There were 24 shareholders: Alexander Benjamin (grocer, High Street), Daniel Allen (grocer, High Street), Richard Allen (farmer, Denford), E H Astley (solicitor, High Street), Jason Austin jnr (farmer, Chilton), H A Cundell (farmer, Hungerford), Joseph Cundell (builder, High Street), Francis Cundell (farmer, Eddington), Andrew Heath (baker, High Street), William Hogsflesh (miller, Eddington), Thomas Hutchins (builder, High Street), Benjamin Keen (chemist, High Street), William Keen (victualler, High Street), Ambrose Lanfear (gentleman, High Street), James Little (farmer, North Hidden Farm), Rebecca Mary Little (spinster), John Mason (grocer, Newbury), James Schuter (Esquire, Chilton House, Wilts), Edward Spary (florest, Brighton), James Toulkon (gent., Littlecote), Stephen Waldron (Esquire, Eastridge House, Wilts), George Willes (esquire, Hungerford Park), John Williams (esquire, Rushley Park), Thomas Wooldridge (gent, Hungerford, engineer).
There were seven directors: Daniel Allen (grocer), Thomas Hutchins (builder), William Keen (victualler), Henry Arthur Cundell (farmer, Parsonage Farm), Andrew Heath (baker), Joseph Cundell (builder), Benjamin Alexander (gent).
The Trustee was Robert Lye, and auditors were Thomas Wooldridge (engineer) and Thomas Jelfs (solicitor).
The original capital was £1,300, but a further £800 had to be raised, partly by new shares, and partly by a loan.
The Parish Magazine of October 1873 records that "The Hungerford Gas Company have given notice of an increase of price, of Ten-pence per foot.
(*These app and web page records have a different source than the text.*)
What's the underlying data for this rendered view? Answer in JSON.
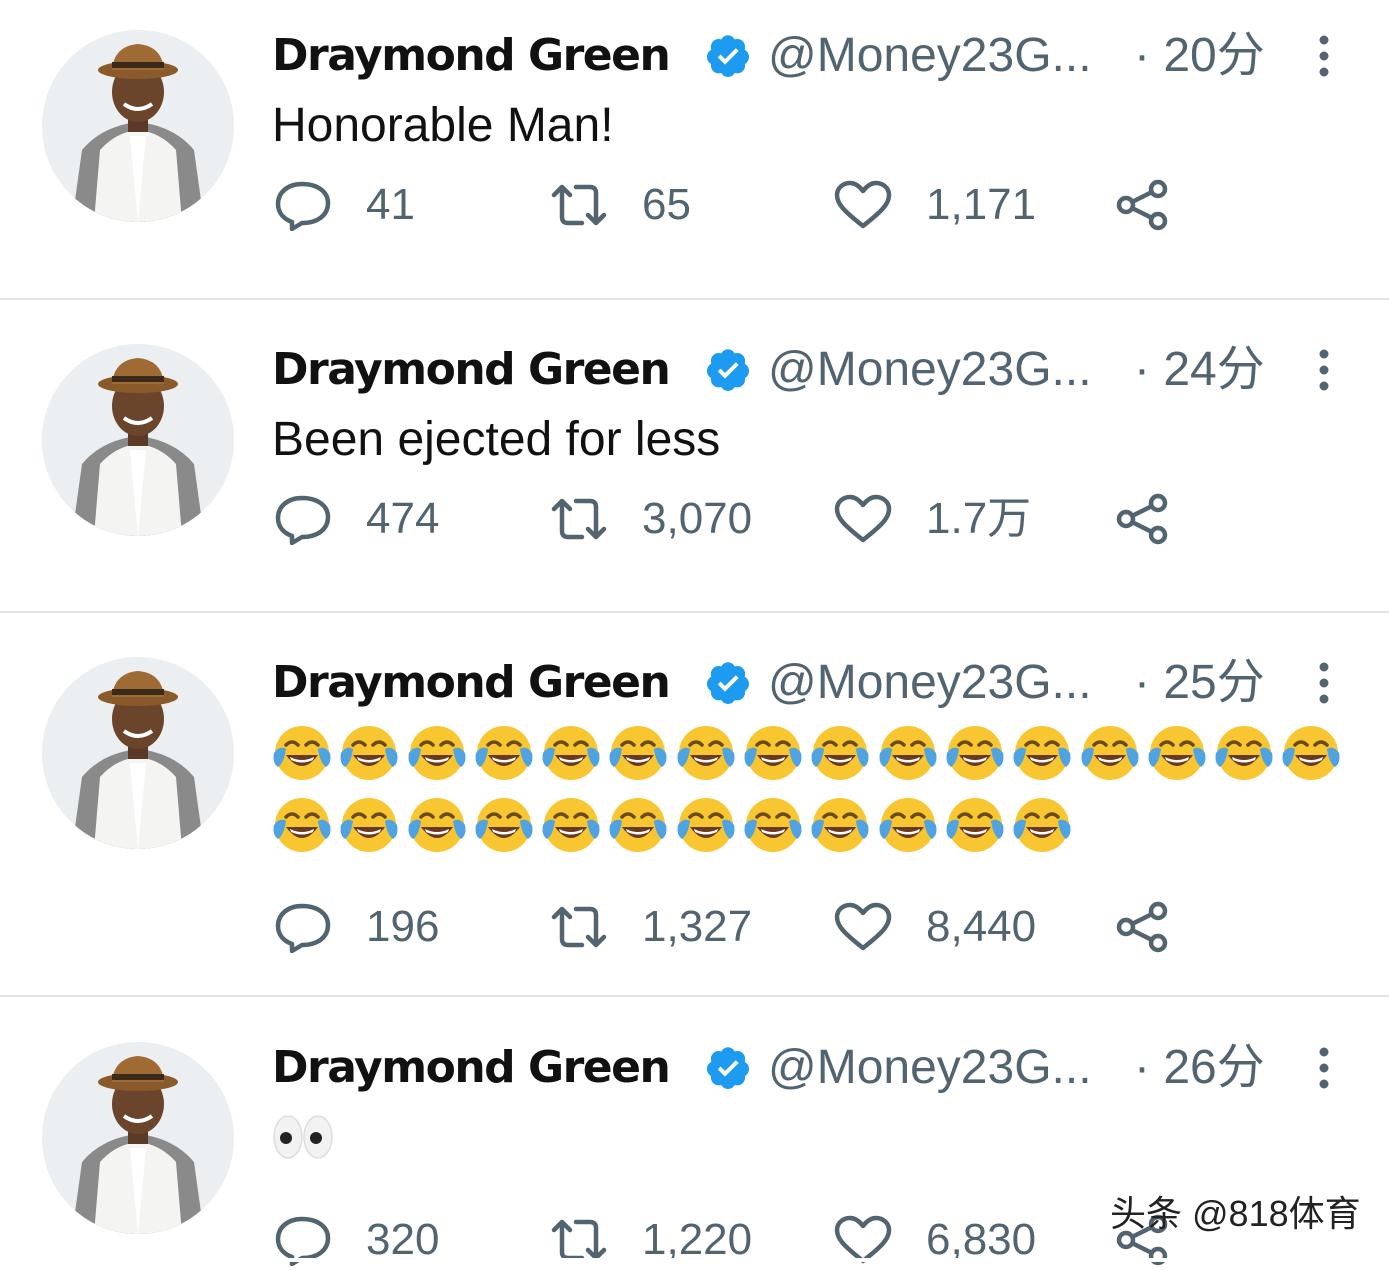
{
  "colors": {
    "text": "#0f1419",
    "secondary": "#536471",
    "verified": "#1d9bf0",
    "separator": "#e1e4e6"
  },
  "tweets": [
    {
      "name": "Draymond Green",
      "handle": "@Money23G...",
      "time": "· 20分",
      "text": "Honorable Man!",
      "replies": "41",
      "retweets": "65",
      "likes": "1,171"
    },
    {
      "name": "Draymond Green",
      "handle": "@Money23G...",
      "time": "· 24分",
      "text": "Been ejected for less",
      "replies": "474",
      "retweets": "3,070",
      "likes": "1.7万"
    },
    {
      "name": "Draymond Green",
      "handle": "@Money23G...",
      "time": "· 25分",
      "emoji": "face-with-tears-of-joy",
      "emoji_count": 28,
      "replies": "196",
      "retweets": "1,327",
      "likes": "8,440"
    },
    {
      "name": "Draymond Green",
      "handle": "@Money23G...",
      "time": "· 26分",
      "emoji": "eyes",
      "replies": "320",
      "retweets": "1,220",
      "likes": "6,830"
    }
  ],
  "watermark": "头条 @818体育",
  "icons": {
    "reply": "speech-bubble-icon",
    "retweet": "retweet-icon",
    "like": "heart-icon",
    "share": "share-icon",
    "more": "vertical-dots-icon",
    "verified": "verified-badge-icon"
  }
}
It is hoped that there will be a corresponding improvement in the quality of the Gas supplied."
The Hungerford Gas Company office and works were in Charnham Street. Behind the office and works were two large gasometers.
For much more on the managers and other aspects of the gasworks, see 32 Charnham Street.
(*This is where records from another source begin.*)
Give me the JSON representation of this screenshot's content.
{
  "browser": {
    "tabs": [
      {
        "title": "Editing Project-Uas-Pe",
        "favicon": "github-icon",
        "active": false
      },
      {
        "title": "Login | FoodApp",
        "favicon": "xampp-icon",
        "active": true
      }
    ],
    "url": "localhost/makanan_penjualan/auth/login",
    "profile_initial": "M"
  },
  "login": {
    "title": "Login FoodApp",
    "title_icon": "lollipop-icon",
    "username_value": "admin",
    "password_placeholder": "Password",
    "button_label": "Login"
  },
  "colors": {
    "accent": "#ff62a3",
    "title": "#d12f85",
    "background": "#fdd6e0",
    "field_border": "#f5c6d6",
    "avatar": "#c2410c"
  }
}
Extinguishing a Lamp - A caution:
The Newbury Weekly News, in its first edition on 7 Feb 1867, reported:
"On Monday, four respectably dressed young men were charged before F L Coxe, Esq., on the information of Messrs. John Platt, and Charles Low, gas inspectors of Hungerford, with extinguishing one of the public lamps. The names of the prisoners were Joseph Wells, miller, William Sturges, labourer, Joseph King, carpenter's apprentice, and William Cox, miller, and they all reside at Hungerford.
The charge was proved beyond all doubt by Sergeant Bennett, who caught the accused as they were enjoying themselves at this reprehensible kind of larking; and they were each fined £2 with 6/3 expenses; in default of payment to be committed to Reading gaol for one month of hard labour.
The money was paid by Wells, but the others were removed in custody.
Considerable invconvenience and annoyance has been experienced for some time past by the tampering with public lamps, evidently by young men whose object was "a spree"; but it is to be hoped that now punishment has been administered in so prompt a manner that ifothers are guilty of similar conduct they will take warning, and allow the public lamps to remain undisturbed."
The closure of the gas works:
Hungerford Gas Works ceased production of gas at the Charnham Street works in 1950, just over 100 years after it started production. After this gas was piped from Swindon.
The two gasometers were demolished c.1990.
- Parish Magazine, esp Oct 1873